Interface dataset entries

----

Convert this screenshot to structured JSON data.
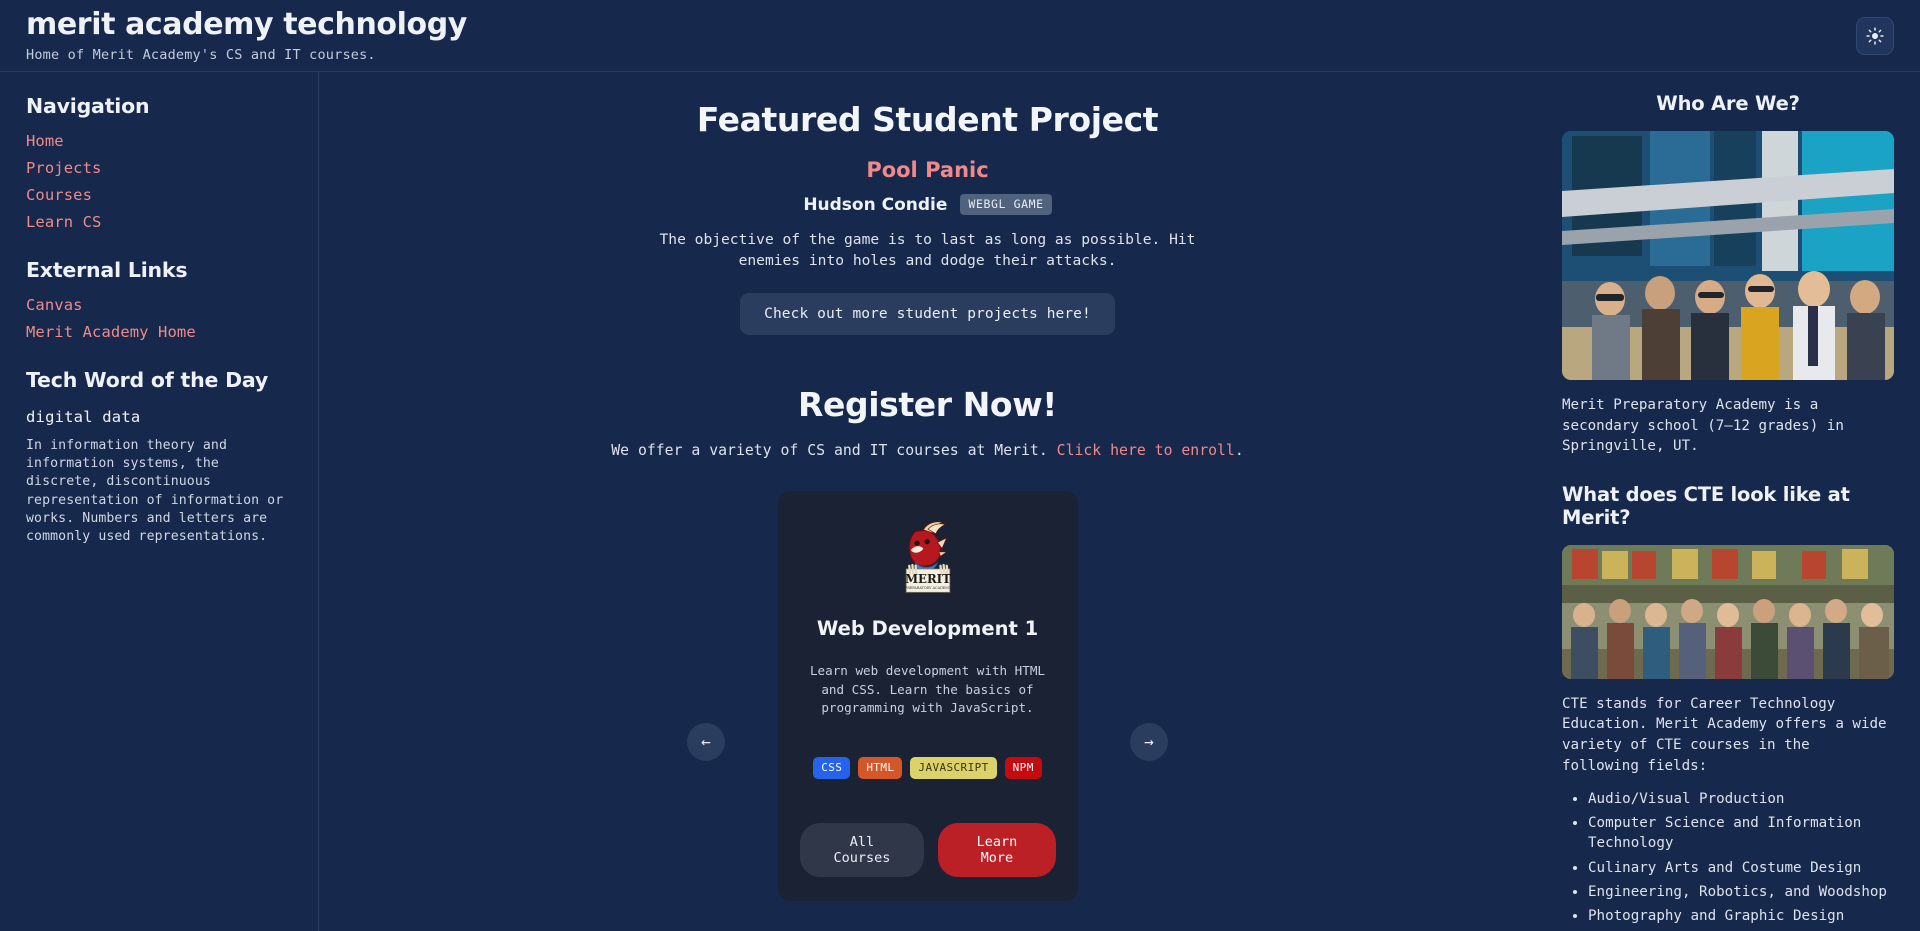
{
  "header": {
    "title": "merit academy technology",
    "tagline": "Home of Merit Academy's CS and IT courses.",
    "theme_toggle_icon": "sun-icon"
  },
  "sidebar_left": {
    "nav_heading": "Navigation",
    "nav_items": [
      {
        "label": "Home"
      },
      {
        "label": "Projects"
      },
      {
        "label": "Courses"
      },
      {
        "label": "Learn CS"
      }
    ],
    "external_heading": "External Links",
    "external_items": [
      {
        "label": "Canvas"
      },
      {
        "label": "Merit Academy Home"
      }
    ],
    "word_heading": "Tech Word of the Day",
    "word_term": "digital data",
    "word_definition": "In information theory and information systems, the discrete, discontinuous representation of information or works. Numbers and letters are commonly used representations."
  },
  "main": {
    "featured_title": "Featured Student Project",
    "project_name": "Pool Panic",
    "project_author": "Hudson Condie",
    "project_badge": "WEBGL GAME",
    "project_description": "The objective of the game is to last as long as possible. Hit enemies into holes and dodge their attacks.",
    "projects_button": "Check out more student projects here!",
    "register_title": "Register Now!",
    "register_text_before": "We offer a variety of CS and IT courses at Merit. ",
    "register_link": "Click here to enroll",
    "register_text_after": ".",
    "carousel": {
      "prev_icon": "arrow-left-icon",
      "prev_label": "←",
      "next_icon": "arrow-right-icon",
      "next_label": "→"
    },
    "course_card": {
      "logo_alt": "merit-dragon-logo",
      "title": "Web Development 1",
      "description": "Learn web development with HTML and CSS. Learn the basics of programming with JavaScript.",
      "tags": [
        {
          "label": "CSS",
          "bg": "#2563eb",
          "fg": "#ffffff"
        },
        {
          "label": "HTML",
          "bg": "#d4572a",
          "fg": "#ffffff"
        },
        {
          "label": "JAVASCRIPT",
          "bg": "#dbd26a",
          "fg": "#3a3518"
        },
        {
          "label": "NPM",
          "bg": "#c30b10",
          "fg": "#ffffff"
        }
      ],
      "all_courses_button": "All Courses",
      "learn_more_button": "Learn More"
    }
  },
  "sidebar_right": {
    "who_heading": "Who Are We?",
    "who_photo_alt": "students-in-front-of-school-building",
    "who_text": "Merit Preparatory Academy is a secondary school (7–12 grades) in Springville, UT.",
    "cte_heading": "What does CTE look like at Merit?",
    "cte_photo_alt": "class-group-photo-in-classroom",
    "cte_text": "CTE stands for Career Technology Education. Merit Academy offers a wide variety of CTE courses in the following fields:",
    "cte_list": [
      "Audio/Visual Production",
      "Computer Science and Information Technology",
      "Culinary Arts and Costume Design",
      "Engineering, Robotics, and Woodshop",
      "Photography and Graphic Design"
    ]
  },
  "colors": {
    "page_bg": "#16284b",
    "card_bg": "#1b2234",
    "link": "#f08a8a",
    "accent_red": "#bb2026",
    "border": "#2b3d60"
  }
}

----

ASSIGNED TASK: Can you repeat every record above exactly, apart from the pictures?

ANSWER TO THIS TASK:
Convert this screenshot to structured JSON data.
{
  "header": {
    "title": "merit academy technology",
    "tagline": "Home of Merit Academy's CS and IT courses.",
    "theme_toggle_icon": "sun-icon"
  },
  "sidebar_left": {
    "nav_heading": "Navigation",
    "nav_items": [
      {
        "label": "Home"
      },
      {
        "label": "Projects"
      },
      {
        "label": "Courses"
      },
      {
        "label": "Learn CS"
      }
    ],
    "external_heading": "External Links",
    "external_items": [
      {
        "label": "Canvas"
      },
      {
        "label": "Merit Academy Home"
      }
    ],
    "word_heading": "Tech Word of the Day",
    "word_term": "digital data",
    "word_definition": "In information theory and information systems, the discrete, discontinuous representation of information or works. Numbers and letters are commonly used representations."
  },
  "main": {
    "featured_title": "Featured Student Project",
    "project_name": "Pool Panic",
    "project_author": "Hudson Condie",
    "project_badge": "WEBGL GAME",
    "project_description": "The objective of the game is to last as long as possible. Hit enemies into holes and dodge their attacks.",
    "projects_button": "Check out more student projects here!",
    "register_title": "Register Now!",
    "register_text_before": "We offer a variety of CS and IT courses at Merit. ",
    "register_link": "Click here to enroll",
    "register_text_after": ".",
    "carousel": {
      "prev_icon": "arrow-left-icon",
      "prev_label": "←",
      "next_icon": "arrow-right-icon",
      "next_label": "→"
    },
    "course_card": {
      "logo_alt": "merit-dragon-logo",
      "title": "Web Development 1",
      "description": "Learn web development with HTML and CSS. Learn the basics of programming with JavaScript.",
      "tags": [
        {
          "label": "CSS",
          "bg": "#2563eb",
          "fg": "#ffffff"
        },
        {
          "label": "HTML",
          "bg": "#d4572a",
          "fg": "#ffffff"
        },
        {
          "label": "JAVASCRIPT",
          "bg": "#dbd26a",
          "fg": "#3a3518"
        },
        {
          "label": "NPM",
          "bg": "#c30b10",
          "fg": "#ffffff"
        }
      ],
      "all_courses_button": "All Courses",
      "learn_more_button": "Learn More"
    }
  },
  "sidebar_right": {
    "who_heading": "Who Are We?",
    "who_photo_alt": "students-in-front-of-school-building",
    "who_text": "Merit Preparatory Academy is a secondary school (7–12 grades) in Springville, UT.",
    "cte_heading": "What does CTE look like at Merit?",
    "cte_photo_alt": "class-group-photo-in-classroom",
    "cte_text": "CTE stands for Career Technology Education. Merit Academy offers a wide variety of CTE courses in the following fields:",
    "cte_list": [
      "Audio/Visual Production",
      "Computer Science and Information Technology",
      "Culinary Arts and Costume Design",
      "Engineering, Robotics, and Woodshop",
      "Photography and Graphic Design"
    ]
  },
  "colors": {
    "page_bg": "#16284b",
    "card_bg": "#1b2234",
    "link": "#f08a8a",
    "accent_red": "#bb2026",
    "border": "#2b3d60"
  }
}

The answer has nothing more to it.